The human qualities that we admire and that bring us, and others, happiness, include kindness, forgiveness, selflessness, generosity, intelligence, equanimity and compassion. These qualities are present when the mind is in balance and not dominated by unconscious negative habit patterns (klesas) such as greed, anger, delusion, selfishness and fear. We all must have experienced how much easier it is to be kind, tolerant and reasonable when we are in a good mood. As soon as anger, craving or anxiety surfaces, the better side of our nature is overpowered by those strong emotions and we find that that the nobler qualities fly away. Not only does a balanced mind bring us happiness but also allows us to behave the way we would wish towards others. Raja Yoga is the systematic science to reach the goal of ultimate happiness, peace and unselfishness.

Life is indeed a rich tapestry and yet, all our choices in life are for the pursuit of either short-term or long-term happiness. All of us would prefer to experience peace, joy and love, rather than agitation, sadness and anger. Every living being without exception, given a choice would prefer not to suffer. At the moment our peace of mind is very precarious because we rely on external factors for our happiness that are fundamentally unreliable. It can be shattered within a few seconds if we come into contact with something that triggers a negative reaction in us. A few harsh words from someone at work or home are enough to make us feel miserable for the rest of the day. We cannot control the world to make it behave the way we want, no matter how hard we try we cannot stop people doing things that upset us. Is it possible instead to change our own reaction mechanisms so that even when those external triggers happen, they bring no threat to our peace of mind? When we do act to bring about change can we do so from a base of calm and open awareness rather than a place of agitation, fear or hatred?

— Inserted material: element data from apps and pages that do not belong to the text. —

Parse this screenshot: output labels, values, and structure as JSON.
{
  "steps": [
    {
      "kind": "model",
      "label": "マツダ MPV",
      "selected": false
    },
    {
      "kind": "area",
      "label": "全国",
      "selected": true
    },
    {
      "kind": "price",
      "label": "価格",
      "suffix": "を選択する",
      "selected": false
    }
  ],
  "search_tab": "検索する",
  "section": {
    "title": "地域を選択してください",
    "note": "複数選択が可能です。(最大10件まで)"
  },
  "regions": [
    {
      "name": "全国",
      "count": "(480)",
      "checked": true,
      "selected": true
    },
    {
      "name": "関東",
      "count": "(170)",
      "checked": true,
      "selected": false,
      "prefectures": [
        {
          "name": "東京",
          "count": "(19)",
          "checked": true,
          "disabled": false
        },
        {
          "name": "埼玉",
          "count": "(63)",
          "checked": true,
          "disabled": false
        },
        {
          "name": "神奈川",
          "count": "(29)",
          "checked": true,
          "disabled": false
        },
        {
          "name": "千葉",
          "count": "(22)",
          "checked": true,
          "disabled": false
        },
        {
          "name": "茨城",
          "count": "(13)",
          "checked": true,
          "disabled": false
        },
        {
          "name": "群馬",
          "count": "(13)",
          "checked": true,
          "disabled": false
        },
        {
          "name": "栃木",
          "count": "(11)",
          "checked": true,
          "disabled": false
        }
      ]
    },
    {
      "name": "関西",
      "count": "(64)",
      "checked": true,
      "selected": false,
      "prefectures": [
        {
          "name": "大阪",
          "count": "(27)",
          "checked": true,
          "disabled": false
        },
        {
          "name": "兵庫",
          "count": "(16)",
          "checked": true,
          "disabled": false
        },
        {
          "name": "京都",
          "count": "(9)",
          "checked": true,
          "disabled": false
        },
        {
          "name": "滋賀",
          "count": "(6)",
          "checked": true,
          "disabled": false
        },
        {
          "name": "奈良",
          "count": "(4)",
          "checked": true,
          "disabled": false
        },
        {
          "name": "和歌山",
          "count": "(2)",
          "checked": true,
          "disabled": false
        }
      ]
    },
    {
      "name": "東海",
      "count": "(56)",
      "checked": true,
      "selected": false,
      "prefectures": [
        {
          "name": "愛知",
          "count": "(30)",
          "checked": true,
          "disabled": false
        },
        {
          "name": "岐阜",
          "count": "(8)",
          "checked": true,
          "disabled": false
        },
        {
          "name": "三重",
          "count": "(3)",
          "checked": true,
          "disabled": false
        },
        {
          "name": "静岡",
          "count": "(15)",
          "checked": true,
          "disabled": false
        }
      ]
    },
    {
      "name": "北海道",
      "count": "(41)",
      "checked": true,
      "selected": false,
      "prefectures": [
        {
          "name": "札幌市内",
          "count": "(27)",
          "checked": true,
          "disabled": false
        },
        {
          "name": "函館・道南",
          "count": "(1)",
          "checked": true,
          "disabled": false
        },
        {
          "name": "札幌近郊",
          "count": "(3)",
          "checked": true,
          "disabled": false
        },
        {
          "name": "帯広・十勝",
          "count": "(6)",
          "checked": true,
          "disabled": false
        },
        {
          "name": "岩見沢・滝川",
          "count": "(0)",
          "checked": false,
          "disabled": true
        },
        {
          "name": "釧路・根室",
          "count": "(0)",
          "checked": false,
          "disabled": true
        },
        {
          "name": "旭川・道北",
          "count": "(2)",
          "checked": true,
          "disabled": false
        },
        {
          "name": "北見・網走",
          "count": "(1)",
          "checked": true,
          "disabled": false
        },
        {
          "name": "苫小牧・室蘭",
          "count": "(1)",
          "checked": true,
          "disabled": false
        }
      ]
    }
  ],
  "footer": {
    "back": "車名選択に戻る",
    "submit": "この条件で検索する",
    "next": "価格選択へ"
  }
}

Yoga teaches us that this is indeed possible, that we can reach a point at which the external triggers have no power over us, we can maintain our balance of mind and in turn our actions have a balancing and positive effect in the world. When we do act to bring about external change we are able to do so from a base of peace and compassion rather than a place of agitation, fear or anger. It is so easy to want to change things ‘out there’ and it is so difficult to think of changing the habit patterns of our own mind. Raja Yoga certainly does not teach us to be passive or accept wrong, but it teaches us that change begins with ourselves.

Raja Yoga is concerned with alleviating suffering through self-awareness and personal growth. The first stage of self-awareness is knowing that change is possible and that change comes from within. Raja Yoga is the science of developing harmony and overcoming disharmony, with ourselves, with the people around us and with the environment we live in, in order to be happy, peaceful, and a positive influence in the world.